# Spatial Data/Indexing performance issues

### คำตอบ

• Without trying to be obtuse, perhaps I can answer your question with another question: "What made you think that using the geography datatype would make this query faster than using the old skool method?"

The geography datatype allows you to describe and store complex shapes - LineStrings, Polygons, Curves (from SQL 2012), and collections of these types, each one potentially containing thousands or more points. These shapes are positioned on an ellipsoidal surface, using one of a recognised number of geodetic models that approximate the shape of the earth. It provides methods not only to derive the distance between points, but to perform complex tests such as whether (and where) two shapes intersect, whether two shapes cross, overlap, or are contained within one another, and to calculate the area contained within an abstract shape, for example.

So, the geography datatype is good for performing accurate spatial computations between complex geometries. The trade-off is that it is not necessarily as fast as "old-skool" methods for performing simple Point-to-Point distance calculations. If you're happy using a simple approximation of the shape of the earth as a sphere, and you're only dealing with locations that can be described by a single pair of latitude/longitude coordinates, and you only want to do simple calculations such as straight-line distance, you will almost always get better performance using simple numerical methods on two columns of the float datatype.

I covered this a little in my talk at SQLBits 5 - you can see the slide deck and video online:

http://sqlbits.com/Sessions/Event5/Creating_High_Performance_Spatial_Databases

• ทำเครื่องหมายเป็นคำตอบโดย 2 พฤษภาคม 2555 10:13
1 พฤษภาคม 2555 13:15

### ตอบทั้งหมด

• Without trying to be obtuse, perhaps I can answer your question with another question: "What made you think that using the geography datatype would make this query faster than using the old skool method?"

The geography datatype allows you to describe and store complex shapes - LineStrings, Polygons, Curves (from SQL 2012), and collections of these types, each one potentially containing thousands or more points. These shapes are positioned on an ellipsoidal surface, using one of a recognised number of geodetic models that approximate the shape of the earth. It provides methods not only to derive the distance between points, but to perform complex tests such as whether (and where) two shapes intersect, whether two shapes cross, overlap, or are contained within one another, and to calculate the area contained within an abstract shape, for example.

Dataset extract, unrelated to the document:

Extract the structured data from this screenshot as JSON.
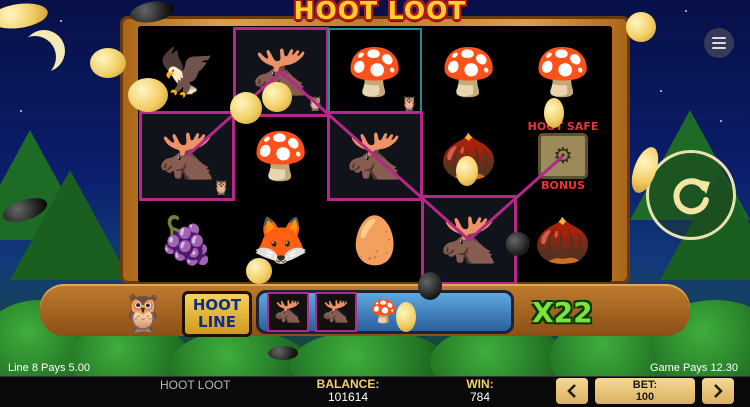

So, the geography datatype is good for performing accurate spatial computations between complex geometries. The trade-off is that it is not necessarily as fast as "old-skool" methods for performing simple Point-to-Point distance calculations. If you're happy using a simple approximation of the shape of the earth as a sphere, and you're only dealing with locations that can be described by a single pair of latitude/longitude coordinates, and you only want to do simple calculations such as straight-line distance, you will almost always get better performance using simple numerical methods on two columns of the float datatype.

I covered this a little in my talk at SQLBits 5 - you can see the slide deck and video online:

http://sqlbits.com/Sessions/Event5/Creating_High_Performance_Spatial_Databases